- dry black beans
- dry lentils
- brown rice
- sweet potatoes
- organic canned pumpkin
- organic oats (or sometimes steel cut oats)
- frozen organic veggies (like broccoli, carrots, peas, corn, cauliflower, or spinach)
Here are “extras” I like to have as well:
- peanut butter (with no sugar or additives)
- nutritional yeast
- unrefined, cold-pressed coconut oil
What I do is pick a protein base – pinto beans, black bleans, or lentils – and soak them in water overnight. The next afternoon or evening I rinse and drain them, then cook them on the stove. After they cool, I measure out 1.5-2 cups (Opal is medium sized, around 45 pounds) into the blender. Then I supplement it with cooked sweet potatoes, brown rice, sauteed veggies, canned pumpkin, or a combo of these, and top it off with any little extras.
I’ll cook enough of the beans/lentils so they last me twice a day for 2-3 days. I store them in the fridge and they are super easy to grab and blend up. I do the same thing with the sweet potatoes and brown rice. If I happen to run out or am running low, then I’ll cook some oatmeal and mix in extras.
I usually save peanut butter as a treat, or something I mix it into the homemade dog treats I make her. Dog biscuits are easy to make and you can make them whatever shape or size you want! Plus, you can make a bunch and store them. If you have a juicer at home and make your own juices, if the ingredients are dog friendly, you can take the leftover pulp and mix it into your dog’s food for some extra fiber and nutrients.
It may seem like a lot of work to someone that barely has time to cook for themselves, much less their fur babies. But honestly, I thought it would be a lot harder than it actually was. You just have to remember to soak the beans and rice ahead of time (to release the acidic outer layer and allow for more nutrients absorption), and don’t wait until the last minute to cook them. It took me about a week to incorporate this into my schedule but it easily became a part of my regular routine.
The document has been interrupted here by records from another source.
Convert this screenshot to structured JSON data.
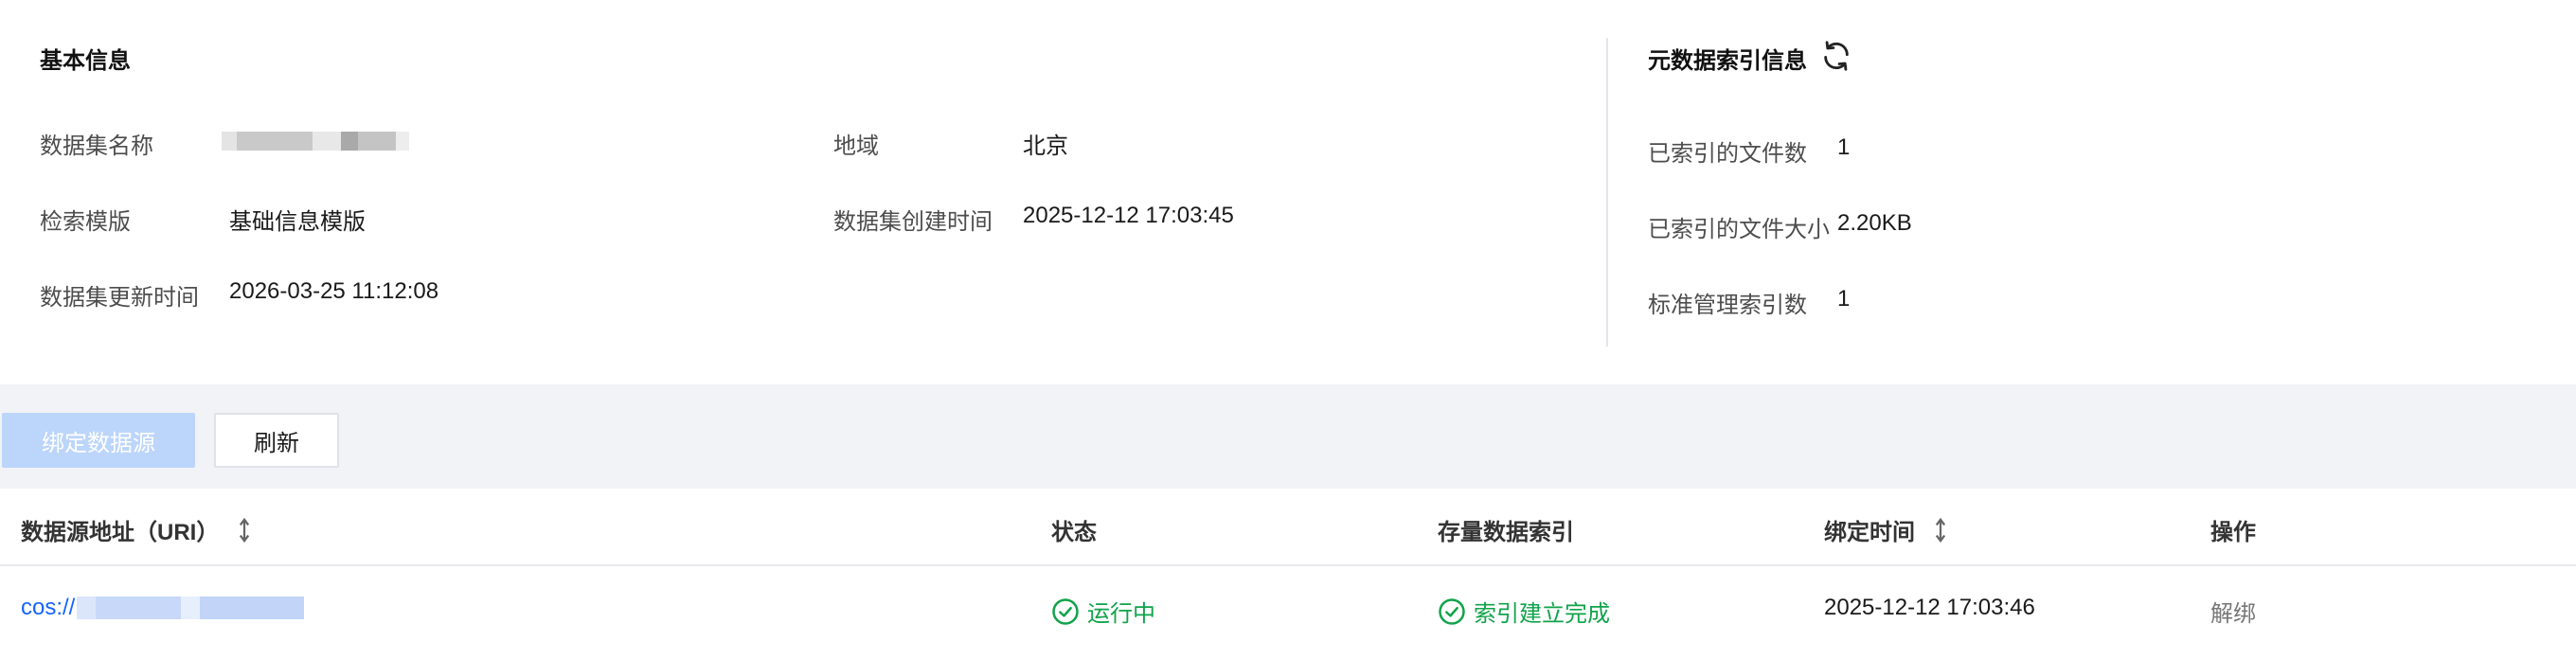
{
  "basic_info": {
    "title": "基本信息",
    "dataset_name_label": "数据集名称",
    "region_label": "地域",
    "region_value": "北京",
    "search_template_label": "检索模版",
    "search_template_value": "基础信息模版",
    "created_time_label": "数据集创建时间",
    "created_time_value": "2025-12-12 17:03:45",
    "updated_time_label": "数据集更新时间",
    "updated_time_value": "2026-03-25 11:12:08"
  },
  "metadata_index": {
    "title": "元数据索引信息",
    "indexed_file_count_label": "已索引的文件数",
    "indexed_file_count_value": "1",
    "indexed_file_size_label": "已索引的文件大小",
    "indexed_file_size_value": "2.20KB",
    "standard_index_count_label": "标准管理索引数",
    "standard_index_count_value": "1"
  },
  "toolbar": {
    "bind_label": "绑定数据源",
    "refresh_label": "刷新"
  },
  "table": {
    "columns": [
      "数据源地址（URI）",
      "状态",
      "存量数据索引",
      "绑定时间",
      "操作"
    ],
    "rows": [
      {
        "uri_prefix": "cos://",
        "status": "运行中",
        "index_status": "索引建立完成",
        "bind_time": "2025-12-12 17:03:46",
        "action": "解绑"
      }
    ]
  },
  "colors": {
    "primary": "#1664ff",
    "success": "#10a34a",
    "disabled_button": "#bcd5fb"
  },
  "icons": {
    "refresh": "refresh-icon",
    "sort": "sort-icon",
    "check": "check-circle-icon"
  }
}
The beans can take around an hour to cook, but I’m doing work or things around the house so it’s not sucking up my time. And seeing how much Opal loves the food I make is totally worth it!
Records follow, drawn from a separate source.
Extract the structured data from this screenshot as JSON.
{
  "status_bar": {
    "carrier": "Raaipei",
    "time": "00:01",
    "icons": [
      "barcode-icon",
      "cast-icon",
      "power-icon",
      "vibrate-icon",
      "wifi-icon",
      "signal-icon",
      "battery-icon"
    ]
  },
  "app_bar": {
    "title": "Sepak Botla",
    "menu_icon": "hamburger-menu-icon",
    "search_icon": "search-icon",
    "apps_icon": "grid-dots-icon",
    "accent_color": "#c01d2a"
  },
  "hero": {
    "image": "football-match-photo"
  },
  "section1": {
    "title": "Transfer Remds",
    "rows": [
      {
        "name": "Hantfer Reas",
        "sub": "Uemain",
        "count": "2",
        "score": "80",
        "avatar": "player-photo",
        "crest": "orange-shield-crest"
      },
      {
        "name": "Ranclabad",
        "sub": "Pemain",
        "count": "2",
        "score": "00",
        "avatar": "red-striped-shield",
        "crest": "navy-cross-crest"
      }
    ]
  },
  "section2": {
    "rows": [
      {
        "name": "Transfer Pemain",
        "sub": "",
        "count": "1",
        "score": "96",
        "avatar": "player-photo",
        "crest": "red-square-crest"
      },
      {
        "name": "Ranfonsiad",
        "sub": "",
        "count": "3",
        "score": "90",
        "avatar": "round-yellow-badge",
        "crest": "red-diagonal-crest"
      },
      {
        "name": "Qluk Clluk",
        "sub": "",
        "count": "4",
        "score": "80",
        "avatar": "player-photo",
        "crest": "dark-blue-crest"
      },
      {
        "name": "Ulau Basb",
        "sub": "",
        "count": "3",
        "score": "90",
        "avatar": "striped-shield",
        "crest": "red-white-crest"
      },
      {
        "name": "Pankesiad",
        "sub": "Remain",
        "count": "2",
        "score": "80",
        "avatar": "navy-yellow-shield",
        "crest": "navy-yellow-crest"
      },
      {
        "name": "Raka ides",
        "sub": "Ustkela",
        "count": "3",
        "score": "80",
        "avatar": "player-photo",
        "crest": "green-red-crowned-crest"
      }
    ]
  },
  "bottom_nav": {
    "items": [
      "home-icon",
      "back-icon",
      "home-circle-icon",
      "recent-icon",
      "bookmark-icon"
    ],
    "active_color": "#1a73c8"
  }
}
Plus, I don’t spend any more money on her new meals than I did on her bags of dog food. All of the ingredients I listed above are really cheap, even a lot of the organic ones. The most expensive thing on the list is coconut oil, but I use it for myself too! It was easy for Opal to transition to plant based because I had already been incorporating some of these foods into her diet for a few months. I would recommend a thoughtful transition so you don’t upset your dog’s digestion or give them a belly ache.
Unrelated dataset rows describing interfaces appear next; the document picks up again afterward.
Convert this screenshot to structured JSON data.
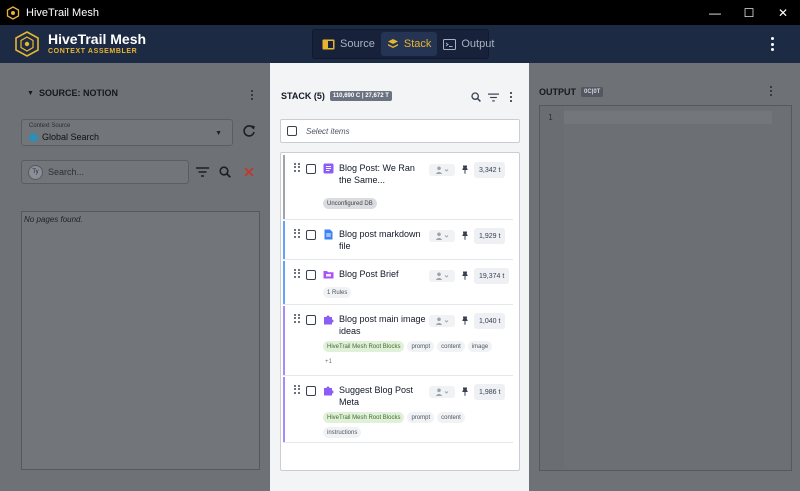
{
  "window": {
    "title": "HiveTrail Mesh"
  },
  "brand": {
    "name": "HiveTrail Mesh",
    "subtitle": "CONTEXT ASSEMBLER"
  },
  "modes": [
    {
      "label": "Source",
      "active": false
    },
    {
      "label": "Stack",
      "active": true
    },
    {
      "label": "Output",
      "active": false
    }
  ],
  "source_panel": {
    "title": "SOURCE: NOTION",
    "context_label": "Context Source",
    "context_value": "Global Search",
    "search_avatar": "Ty",
    "search_placeholder": "Search...",
    "empty_text": "No pages found."
  },
  "stack_panel": {
    "title": "STACK (5)",
    "badge": "110,690 C | 27,672 T",
    "select_label": "Select items",
    "items": [
      {
        "title": "Blog Post: We Ran the Same...",
        "tokens": "3,342 t",
        "icon": "notion-page-icon",
        "tags": [
          {
            "label": "Unconfigured DB",
            "style": "gray"
          }
        ]
      },
      {
        "title": "Blog post markdown file",
        "tokens": "1,929 t",
        "icon": "file-icon",
        "tags": []
      },
      {
        "title": "Blog Post Brief",
        "tokens": "19,374 t",
        "icon": "folder-icon",
        "tags": [
          {
            "label": "1 Rules",
            "style": ""
          }
        ]
      },
      {
        "title": "Blog post main image ideas",
        "tokens": "1,040 t",
        "icon": "puzzle-icon",
        "tags": [
          {
            "label": "HiveTrail Mesh Root Blocks",
            "style": "green"
          },
          {
            "label": "prompt",
            "style": ""
          },
          {
            "label": "content",
            "style": ""
          },
          {
            "label": "image",
            "style": ""
          },
          {
            "label": "+1",
            "style": "more"
          }
        ]
      },
      {
        "title": "Suggest Blog Post Meta",
        "tokens": "1,986 t",
        "icon": "puzzle-icon",
        "tags": [
          {
            "label": "HiveTrail Mesh Root Blocks",
            "style": "green"
          },
          {
            "label": "prompt",
            "style": ""
          },
          {
            "label": "content",
            "style": ""
          },
          {
            "label": "instructions",
            "style": ""
          }
        ]
      }
    ]
  },
  "output_panel": {
    "title": "OUTPUT",
    "badge": "0C|0T",
    "line_number": "1"
  },
  "colors": {
    "header_bg": "#1d2a44",
    "accent": "#e8b531",
    "bar_gray": "#a0a4aa",
    "bar_blue": "#60a5fa",
    "bar_purple": "#a78bfa",
    "icon_purple": "#8b5cf6",
    "icon_blue": "#3b82f6"
  }
}
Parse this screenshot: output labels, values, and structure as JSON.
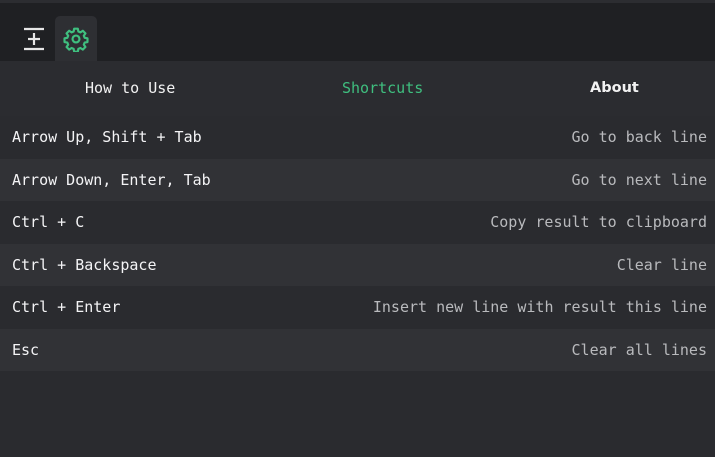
{
  "toolbar": {
    "buttons": [
      {
        "icon": "expand-lines-icon",
        "active": false
      },
      {
        "icon": "gear-icon",
        "active": true
      }
    ]
  },
  "tabs": [
    {
      "label": "How to Use",
      "active": false
    },
    {
      "label": "Shortcuts",
      "active": true
    },
    {
      "label": "About",
      "active": false
    }
  ],
  "shortcuts": [
    {
      "keys": "Arrow Up, Shift + Tab",
      "action": "Go to back line"
    },
    {
      "keys": "Arrow Down, Enter, Tab",
      "action": "Go to next line"
    },
    {
      "keys": "Ctrl + C",
      "action": "Copy result to clipboard"
    },
    {
      "keys": "Ctrl + Backspace",
      "action": "Clear line"
    },
    {
      "keys": "Ctrl + Enter",
      "action": "Insert new line with result this line"
    },
    {
      "keys": "Esc",
      "action": "Clear all lines"
    }
  ],
  "colors": {
    "accent": "#3fbf7f",
    "background": "#2a2b2f",
    "topbar": "#1f2023"
  }
}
My best advice if you are considering a vegan diet for your dog (or even cat) would be to do lots of research ahead of time (which may include speaking with your vet or a dog nutritionist), and make sure you are aware of what foods should not be consumed by dogs. I really like this article by Gentle World, it goes into the nutritional needs of dogs on a vegan diet, the best way to prepare certain foods, and it lists several plant based ingredients that are great for dogs. I’ve been introducing Opal to new foods each week, and next up are split peas, chickpeas, and squash!
It must get really boring for dogs that eat the same exact thing every single day, year after year! I love that Opal gets a variety of foods and she’s always so excited to see what I made for her. Plus, I know exactly what is in the food she’s eating. And just as plant based foods can heal physical ailments in a person, the same is true of dogs.